The FCC's National Broadband Plan will be largely funded through the sale of radio spectrum the FCC doesn't own: a good trick if one can pull it off.
Beyond selling off other people's spectrum to pay for the National Broadband Plan the FCC is also planning to monitor existing operators to ensure they report connection speeds accurately, and create a publicly-accessible database of spectrum owners.

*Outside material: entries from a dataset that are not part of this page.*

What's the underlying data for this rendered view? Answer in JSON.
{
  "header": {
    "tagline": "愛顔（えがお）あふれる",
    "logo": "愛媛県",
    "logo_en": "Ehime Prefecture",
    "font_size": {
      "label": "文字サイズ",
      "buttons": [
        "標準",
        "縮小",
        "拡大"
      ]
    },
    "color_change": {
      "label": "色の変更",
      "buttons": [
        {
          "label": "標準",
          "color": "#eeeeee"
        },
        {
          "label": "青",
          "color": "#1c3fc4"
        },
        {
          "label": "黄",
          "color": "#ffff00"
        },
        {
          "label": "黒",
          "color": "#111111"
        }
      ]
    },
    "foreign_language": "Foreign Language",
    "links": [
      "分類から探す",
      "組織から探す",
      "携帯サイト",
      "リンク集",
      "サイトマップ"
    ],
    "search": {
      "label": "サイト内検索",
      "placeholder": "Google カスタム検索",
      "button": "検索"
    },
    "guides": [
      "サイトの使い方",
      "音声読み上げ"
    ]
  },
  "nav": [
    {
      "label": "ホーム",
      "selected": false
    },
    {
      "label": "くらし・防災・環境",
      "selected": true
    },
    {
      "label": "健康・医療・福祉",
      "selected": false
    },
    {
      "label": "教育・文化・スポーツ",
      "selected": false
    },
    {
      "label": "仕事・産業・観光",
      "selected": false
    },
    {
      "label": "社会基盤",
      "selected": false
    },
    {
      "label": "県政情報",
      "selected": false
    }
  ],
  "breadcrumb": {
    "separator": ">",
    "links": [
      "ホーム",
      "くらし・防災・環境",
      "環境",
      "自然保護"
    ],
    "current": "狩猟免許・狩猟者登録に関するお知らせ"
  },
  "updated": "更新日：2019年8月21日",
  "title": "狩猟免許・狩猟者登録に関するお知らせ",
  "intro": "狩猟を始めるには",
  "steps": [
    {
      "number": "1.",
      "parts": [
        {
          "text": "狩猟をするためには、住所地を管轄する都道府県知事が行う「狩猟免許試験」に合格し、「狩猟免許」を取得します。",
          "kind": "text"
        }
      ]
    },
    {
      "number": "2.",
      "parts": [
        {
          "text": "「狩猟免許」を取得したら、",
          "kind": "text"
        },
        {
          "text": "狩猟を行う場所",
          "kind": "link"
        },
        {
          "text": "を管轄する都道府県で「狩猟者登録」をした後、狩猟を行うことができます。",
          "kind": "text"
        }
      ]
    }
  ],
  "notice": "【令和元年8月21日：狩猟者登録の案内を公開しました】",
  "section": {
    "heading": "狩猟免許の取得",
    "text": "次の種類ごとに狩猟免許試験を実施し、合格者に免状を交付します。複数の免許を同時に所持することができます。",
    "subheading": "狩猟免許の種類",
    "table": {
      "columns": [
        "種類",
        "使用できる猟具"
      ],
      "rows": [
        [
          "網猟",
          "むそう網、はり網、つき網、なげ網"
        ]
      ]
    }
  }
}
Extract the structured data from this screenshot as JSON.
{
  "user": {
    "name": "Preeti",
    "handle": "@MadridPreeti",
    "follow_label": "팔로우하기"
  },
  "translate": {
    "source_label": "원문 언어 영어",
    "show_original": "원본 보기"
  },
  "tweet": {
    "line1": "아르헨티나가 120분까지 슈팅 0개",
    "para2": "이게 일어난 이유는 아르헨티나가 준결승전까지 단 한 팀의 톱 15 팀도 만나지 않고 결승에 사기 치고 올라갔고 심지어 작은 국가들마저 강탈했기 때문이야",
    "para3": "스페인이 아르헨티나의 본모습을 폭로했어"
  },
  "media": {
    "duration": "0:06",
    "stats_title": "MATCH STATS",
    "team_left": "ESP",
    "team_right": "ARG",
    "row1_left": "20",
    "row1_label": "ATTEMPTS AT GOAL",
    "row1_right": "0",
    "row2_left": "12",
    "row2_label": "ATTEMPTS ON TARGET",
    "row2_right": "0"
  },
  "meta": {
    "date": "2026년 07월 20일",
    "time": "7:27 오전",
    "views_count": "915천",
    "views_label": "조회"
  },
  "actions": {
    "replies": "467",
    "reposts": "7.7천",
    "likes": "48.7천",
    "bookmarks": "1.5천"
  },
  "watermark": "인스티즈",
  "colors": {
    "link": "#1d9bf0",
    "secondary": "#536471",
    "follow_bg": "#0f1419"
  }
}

Not to mention charging government users and building a national monitoring network mounted on top of cars.
We've already looked at how the FCC is planning to revolutionise American access to the internet over wired connections, but even more important is how the FCC plans to fund those changes, and where it's going to find enough spectrum to provide wireless access for all.
Information on "real" speeds and coverage will be collected by a smartphone application, handed out free to interested parties, with the information made public by the FCC. Interested members of the public will also be able to see who owns what radio spectrum thanks to a new "spectrum dashboard" that the FCC would like to set up.
The idea is to allow searching under company names and so forth, so anyone can use it. There's a full sized version too.
A lot of that spectrum is owned, and used, by the federal government, and much of that will be lying fallow as there's no incentive to give it up. In the UK Ofcom is in the process of making such owners pay an estimated commercial value, an approach the FCC would like to copy both to raise revenue for the more expensive parts of the plan, and encourage government users to give up spectrum.
The FCC is also interested in Ofcom's trial of spectrum-usage monitoring, which produced such interesting results - though not interesting enough for Ofcom to carry it through. The FCC reckons it's worth the $10-$15m it would cost to do the same thing in the USA, to identify who's using what and why - mainly so the FCC can find some more spectrum to sell off.
But the National Broadband Plan calls for finding 300MHz within the next five years, and another 200MHz before 2020. Pressuring federal bodies, and scanning for unused spectrum, might help in the long term but there's still 300MHz to find right now.
The biggest chunk of that is expected to come from the TV broadcasters, who will apparently hand to over 120MHz of prime spectrum released by more-efficient slotting and sharing channels. Rearranging channels means retuning everyone's set-top boxes, and slotting more channels into the same space could reduce quality, but the FCC stresses it will be voluntary and TV broadcasters will get a cut of the auction proceeds in exchange.
There are more radical alternatives which warrant attention, according to the plan, such as the CTIA's plan for TV transmitters mounted on cellular base stations. There's even the wildly-more-radical give-up-broadcast-tv-entirely option, which the plan suggests could be applied in urban areas where congestion is highest and cable operators could be required to carry the existing broadcast TV, with suitable financial inducement.
But those ideas are aspiration thoughts for the next 200MHz of spectrum, the FCC reckons better slotting will release 120MHz of spectrum which is all it needs to meet the 300MHz goal.
The next 90MHz comes from satellite ground components - those in-fill transmitters that are supposed to operate at the same frequency as the satellites but provide coverage under cover/in buildings and so forth. Until now the owners haven't been allowed to deploy until they had an operational satellite system, but under the plan those rules get relaxed and build-out can start immediately, though the FCC still wants them to get the birds in the air at some point for emergency and blanket coverage.
Then there's the "D Block" spectrum that the FCC keeps trying to auction off, but has now admitted that no one wants if it comes with a commitment to building a first-responders network. So D Block gets sold off, and first responders get LTE kit - the plan specifies LTE as the preferred technology which is a blow, abet an expected one, for the WiMAX camp. That kit will get priority access to new, and existing, networks, but no dedicated national network.
The rest of the 300MHz comes from federally-owned spectrum, and some that was already scheduled to be auctioned off. The FCC has given itself until October to find the remaining 200MHz of spectrum needed to meet the 500MHz-by-2020 target - but perhaps some federal bodies will be willing to hand over their wavelengths once they're paying for them. ®